TIBBETTS: Jog it out. Stay up. Stay up. Stay up. All right, Kiesha. All right, Amanda.

ENGLISH: Climb on a bike and there's a sense of freedom, even if you're not going anywhere. At the beginning of each class, the women set their intention for the ride.

SONYA: I'm Sonya (ph), and I'm leaving behind prison.

SHERINA: I'm Sherina (ph). I'm leaving back frustration.

JENNIFER: I'm Jennifer. I'm leaving back my past.

ALETHIA: I'm Alethia, and I'm leaving behind depression.

ENGLISH: On average, women at Riverside gain about 26 pounds in a year. Bruce Herdman is the prison's chief of medical operations. He says weight gain is a problem, but his team is managing lots of health problems.

BRUCE HERDMAN: The chlamydia rate - 6.6 percent on admission. We'll treat a thousand people this year for HIV. The hepatitis C rate here - and largely 'cause of intravenous drug use - is 13 percent. So then you have hypertension, diabetes, all of the regular things.

ENGLISH: The prison pays Gearing Up to hold spin class three times a week, and there's an occasional yoga class. But food has been the biggest change. Last year, Riverside cut calories, from nearly 2,900 a day to 2,500. That helped, but inmates also make their own extra meals with food from the prison commissary. One favorite is called chi-chis.

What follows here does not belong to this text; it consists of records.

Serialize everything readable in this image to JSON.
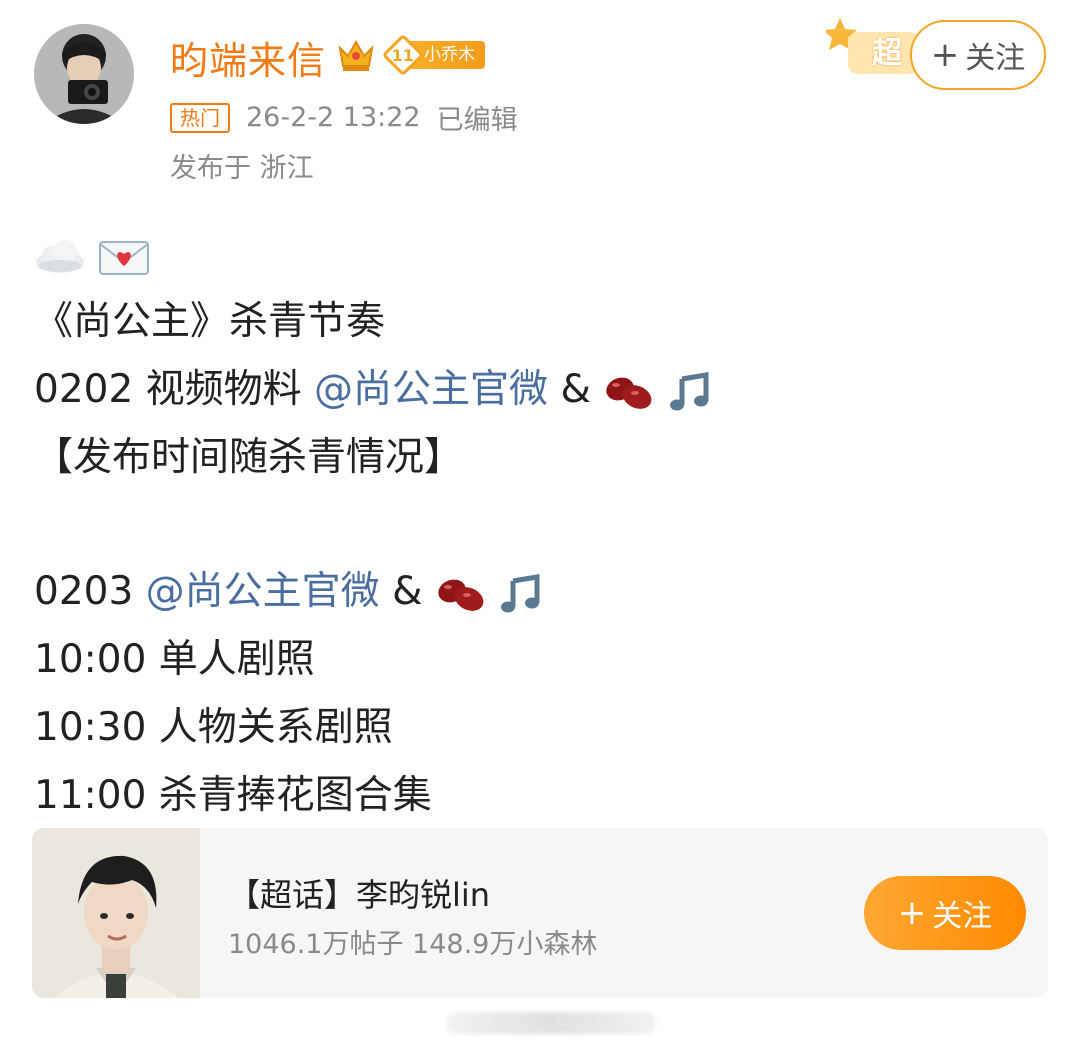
{
  "post": {
    "username": "昀端来信",
    "fan_badge": {
      "level": "11",
      "name": "小乔木"
    },
    "hot_tag": "热门",
    "timestamp": "26-2-2 13:22",
    "edited": "已编辑",
    "location": "发布于 浙江",
    "follow_plus": "+",
    "follow_label": "关注",
    "super_badge": "超",
    "content": {
      "emoji_line": [
        "cloud-emoji",
        "love-letter-emoji"
      ],
      "line1": "《尚公主》杀青节奏",
      "line2_prefix": "0202 视频物料 ",
      "line2_mention": "@尚公主官微",
      "line2_suffix": " &",
      "line3": "【发布时间随杀青情况】",
      "line4_prefix": "0203 ",
      "line4_mention": "@尚公主官微",
      "line4_suffix": " & ",
      "line5": "10:00 单人剧照",
      "line6": "10:30 人物关系剧照",
      "line7": "11:00 杀青捧花图合集"
    }
  },
  "card": {
    "title": "【超话】李昀锐lin",
    "stats": "1046.1万帖子 148.9万小森林",
    "follow_plus": "+",
    "follow_label": "关注"
  },
  "colors": {
    "accent": "#f07a13",
    "mention": "#4a6ea0",
    "muted": "#8a8a8a"
  }
}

AMANDA CORTES: It's where you mix Ramen noodles with cheese puffs. You put it on hot water. You put the meat inside. You can do honey mustard sauce or ranch on top. And you just put it in a potato chip bag, and you mix it up. It's actually pretty good.

ENGLISH: Amanda Cortes has been in jail for five years and eating that way for most of that time. She's facing an involuntary manslaughter charge and waiting for a court date. She says lots of women use food to cope with boredom and depression.

CORTES: Some people get, like, two or three trays, so they get fat like that. And then a lot of people, I noticed, eat a lot of bread. Like, people take whole loaves of bread to their room.

ENGLISH: But during a year of spin class, Cortes dropped 90 pounds. And then, one visiting day, her 10-year-old noticed.

CORTES: When he first seen me, he was like, Mommy, you got skinny (laughter). So I was excited.

ENGLISH: It's early, but among the women who took the cycling class, researchers have already found small improvements in heart health. For NPR News, I'm Taunya English in Philadelphia.

GARCIA-NAVARRO: This story is part of a reporting partnership with NPR, WHYY and Kaiser Health News. Transcript provided by NPR, Copyright NPR.